Education Policies that Address Social Inequality (EPASI) is a program supported by European Commission under the department of Education and Culture. EPASI gives detail of elements that can be employed to curb social inequality. Addressing educational inequality is essential to tackling social inequality. Identifying successful policies and examining the reasons why some groups are disadvantaged will help solve the problem. Subsidizing higher education will demystify the notion that it is meant for certain socio-economic group .Poverty is the root cause of social inequality in most parts of the world. Poverty can be eradicated by tapping the potential of women. Female population is large and promoting equality and ending discrimination against women is critical for poverty reduction. Encouraging self-employment and creation of jobs will play a central role in ending poverty. Accessibility of capital, other productive resources and land must be improved. Efforts should be put in place to reduce the percentage of under-nourished that cannot get out of poverty (Grusky & Amartya, 294). Protecting environment to eradicate is poverty critical for safe and clean water. Provision of quality secondary and higher education is necessary for acquisition of relevant skills and methods to increase productivity. Effective governance and effective administration through policies that promote cohesion and stability create an enabling environment for development.

Social inequality is the lack of equal opportunities to certain resources in the society. This disparity is cause by several factors including culture, gender, race and traditions. Social inequality is depicted by difference in education, health care, shelter and clothing. Poverty is the main cause of social disparity and affects most of the other factors. Social inequality is characterized by the continuation of unequal opportunities for different social positions within society. It contains prearranged and repeated patterns of unequal distributions of opportunities, punishments, wealth, rewards and goods. Thus, two main for measuring social inequality are: inequality of opportunities and inequality of condition.


Ore, Tracy. The Social Construction of Difference and Inequality. New York, McGraw Hill Publishers, 2011. Print.

Osberg, Lars. Economic Inequality and Poverty: International Perspectives. Armonk, N.Y: M.E. Sharpe, 2001. Print.

Grusky, David B, and Amartya K. Sen. Poverty and Inequality. Stanford, Calif: Stanford Univ. Press, 2006. Print.

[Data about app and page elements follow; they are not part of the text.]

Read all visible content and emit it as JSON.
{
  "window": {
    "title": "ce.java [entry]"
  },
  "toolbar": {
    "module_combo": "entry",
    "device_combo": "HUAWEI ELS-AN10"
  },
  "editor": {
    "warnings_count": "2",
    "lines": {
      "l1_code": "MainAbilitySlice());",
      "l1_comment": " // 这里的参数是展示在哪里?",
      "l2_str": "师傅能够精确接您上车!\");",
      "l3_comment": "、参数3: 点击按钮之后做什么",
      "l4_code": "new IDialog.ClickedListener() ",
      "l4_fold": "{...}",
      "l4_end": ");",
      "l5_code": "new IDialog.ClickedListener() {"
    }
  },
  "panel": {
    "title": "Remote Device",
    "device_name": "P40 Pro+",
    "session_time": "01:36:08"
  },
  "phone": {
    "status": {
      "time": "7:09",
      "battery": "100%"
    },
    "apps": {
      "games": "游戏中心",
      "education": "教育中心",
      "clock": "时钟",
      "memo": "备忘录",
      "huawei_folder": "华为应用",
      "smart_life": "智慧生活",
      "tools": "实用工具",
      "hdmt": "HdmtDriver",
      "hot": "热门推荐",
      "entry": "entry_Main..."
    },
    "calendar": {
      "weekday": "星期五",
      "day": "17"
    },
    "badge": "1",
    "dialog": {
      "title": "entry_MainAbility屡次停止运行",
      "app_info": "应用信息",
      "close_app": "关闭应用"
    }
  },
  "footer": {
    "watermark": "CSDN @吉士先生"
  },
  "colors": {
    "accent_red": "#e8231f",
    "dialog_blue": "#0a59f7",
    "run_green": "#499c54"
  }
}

Neckerman, Kathryn M. Social Inequality. New York, NY: Russell Sage, 2004. Print.

Pantazis, Christina. Poverty and Social Exclusion in Britain: The Millennium Survey. Bristol: Policy, 2006. Print.